**WORK TO COMPLETE:** Excluding pictures, give the entries again exactly as they appear.

**SUPPLIED RECORDS:**
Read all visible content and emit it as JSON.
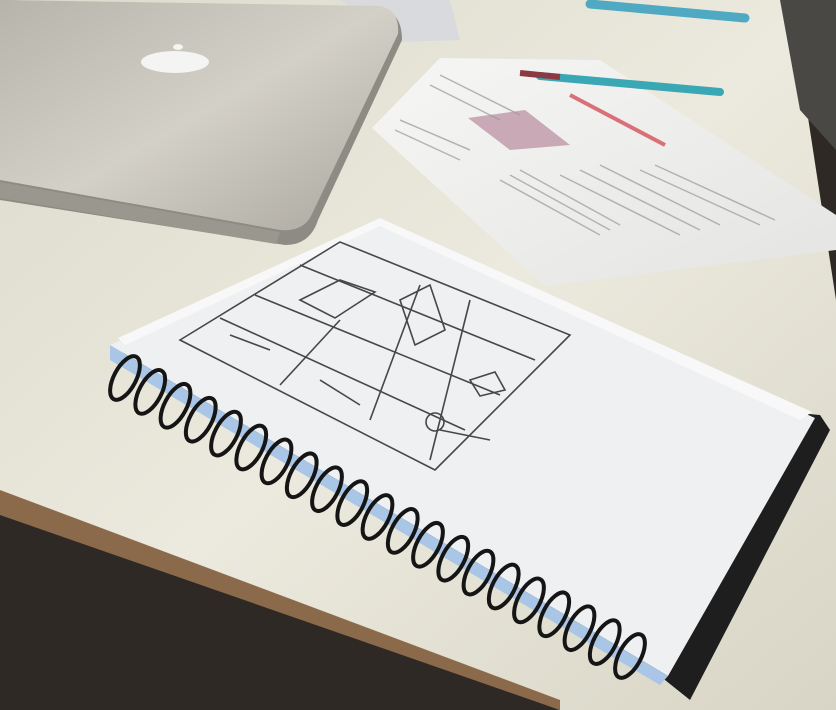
{
  "scene": {
    "colors": {
      "desk": "#e6e4d6",
      "desk_edge": "#8a6a4a",
      "floor": "#2e2925",
      "laptop": "#c9c6bd",
      "paper": "#f3f3f0",
      "notebook_page": "#f4f4f2",
      "spiral": "#151515",
      "pen": "#3aa7b5",
      "accent_red": "#d23a46"
    },
    "objects": [
      "laptop-icon",
      "apple-logo-icon",
      "document-sheet",
      "pen-icon",
      "spiral-notebook",
      "storyboard-sketch"
    ]
  }
}
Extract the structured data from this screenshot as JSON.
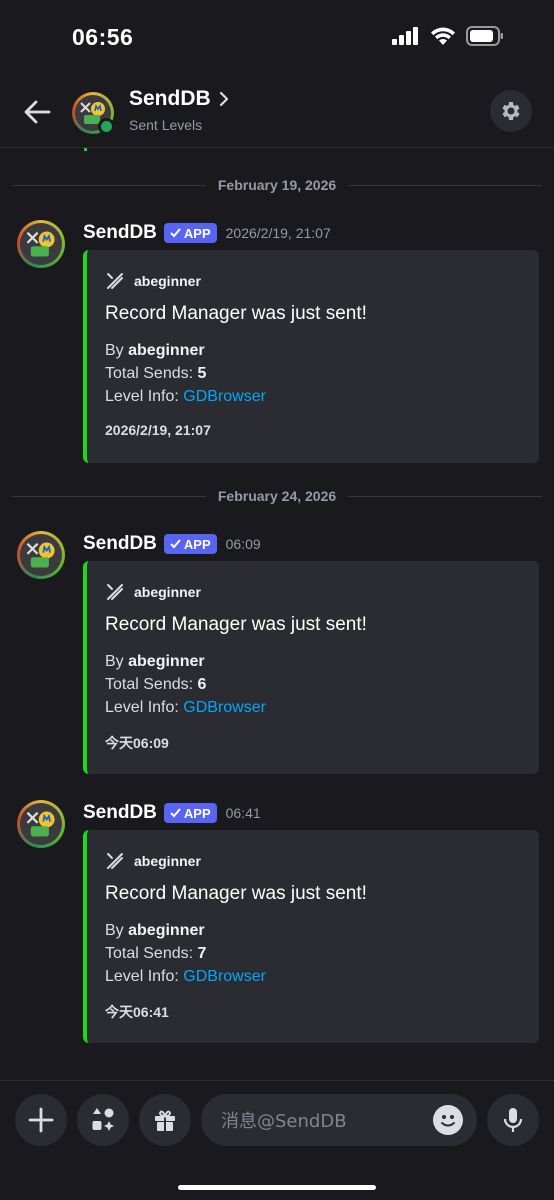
{
  "status_bar": {
    "time": "06:56"
  },
  "header": {
    "title": "SendDB",
    "subtitle": "Sent Levels"
  },
  "date_separators": [
    "February 19, 2026",
    "February 24, 2026"
  ],
  "messages": [
    {
      "author": "SendDB",
      "badge": "APP",
      "time": "2026/2/19, 21:07",
      "embed": {
        "author": "abeginner",
        "title": "Record Manager was just sent!",
        "by_label": "By",
        "by_value": "abeginner",
        "sends_label": "Total Sends:",
        "sends_value": "5",
        "info_label": "Level Info:",
        "info_link": "GDBrowser",
        "footer": "2026/2/19, 21:07"
      }
    },
    {
      "author": "SendDB",
      "badge": "APP",
      "time": "06:09",
      "embed": {
        "author": "abeginner",
        "title": "Record Manager was just sent!",
        "by_label": "By",
        "by_value": "abeginner",
        "sends_label": "Total Sends:",
        "sends_value": "6",
        "info_label": "Level Info:",
        "info_link": "GDBrowser",
        "footer": "今天06:09"
      }
    },
    {
      "author": "SendDB",
      "badge": "APP",
      "time": "06:41",
      "embed": {
        "author": "abeginner",
        "title": "Record Manager was just sent!",
        "by_label": "By",
        "by_value": "abeginner",
        "sends_label": "Total Sends:",
        "sends_value": "7",
        "info_label": "Level Info:",
        "info_link": "GDBrowser",
        "footer": "今天06:41"
      }
    }
  ],
  "composer": {
    "placeholder": "消息@SendDB"
  },
  "colors": {
    "embed_accent": "#1cd91c",
    "app_badge": "#5865f2",
    "link": "#00a8fc",
    "online": "#23a55a"
  },
  "icons": [
    "cellular-signal-icon",
    "wifi-icon",
    "battery-icon",
    "back-arrow-icon",
    "chevron-right-icon",
    "gear-icon",
    "hammer-pick-icon",
    "checkmark-icon",
    "plus-icon",
    "apps-icon",
    "gift-icon",
    "emoji-icon",
    "microphone-icon"
  ]
}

**ANSWER TO THE EXERCISE:**
Read all visible content and emit it as JSON.
{
  "scene": {
    "colors": {
      "desk": "#e6e4d6",
      "desk_edge": "#8a6a4a",
      "floor": "#2e2925",
      "laptop": "#c9c6bd",
      "paper": "#f3f3f0",
      "notebook_page": "#f4f4f2",
      "spiral": "#151515",
      "pen": "#3aa7b5",
      "accent_red": "#d23a46"
    },
    "objects": [
      "laptop-icon",
      "apple-logo-icon",
      "document-sheet",
      "pen-icon",
      "spiral-notebook",
      "storyboard-sketch"
    ]
  }
}
Extract the structured data from this screenshot as JSON.
{
  "status_bar": {
    "time": "06:56"
  },
  "header": {
    "title": "SendDB",
    "subtitle": "Sent Levels"
  },
  "date_separators": [
    "February 19, 2026",
    "February 24, 2026"
  ],
  "messages": [
    {
      "author": "SendDB",
      "badge": "APP",
      "time": "2026/2/19, 21:07",
      "embed": {
        "author": "abeginner",
        "title": "Record Manager was just sent!",
        "by_label": "By",
        "by_value": "abeginner",
        "sends_label": "Total Sends:",
        "sends_value": "5",
        "info_label": "Level Info:",
        "info_link": "GDBrowser",
        "footer": "2026/2/19, 21:07"
      }
    },
    {
      "author": "SendDB",
      "badge": "APP",
      "time": "06:09",
      "embed": {
        "author": "abeginner",
        "title": "Record Manager was just sent!",
        "by_label": "By",
        "by_value": "abeginner",
        "sends_label": "Total Sends:",
        "sends_value": "6",
        "info_label": "Level Info:",
        "info_link": "GDBrowser",
        "footer": "今天06:09"
      }
    },
    {
      "author": "SendDB",
      "badge": "APP",
      "time": "06:41",
      "embed": {
        "author": "abeginner",
        "title": "Record Manager was just sent!",
        "by_label": "By",
        "by_value": "abeginner",
        "sends_label": "Total Sends:",
        "sends_value": "7",
        "info_label": "Level Info:",
        "info_link": "GDBrowser",
        "footer": "今天06:41"
      }
    }
  ],
  "composer": {
    "placeholder": "消息@SendDB"
  },
  "colors": {
    "embed_accent": "#1cd91c",
    "app_badge": "#5865f2",
    "link": "#00a8fc",
    "online": "#23a55a"
  },
  "icons": [
    "cellular-signal-icon",
    "wifi-icon",
    "battery-icon",
    "back-arrow-icon",
    "chevron-right-icon",
    "gear-icon",
    "hammer-pick-icon",
    "checkmark-icon",
    "plus-icon",
    "apps-icon",
    "gift-icon",
    "emoji-icon",
    "microphone-icon"
  ]
}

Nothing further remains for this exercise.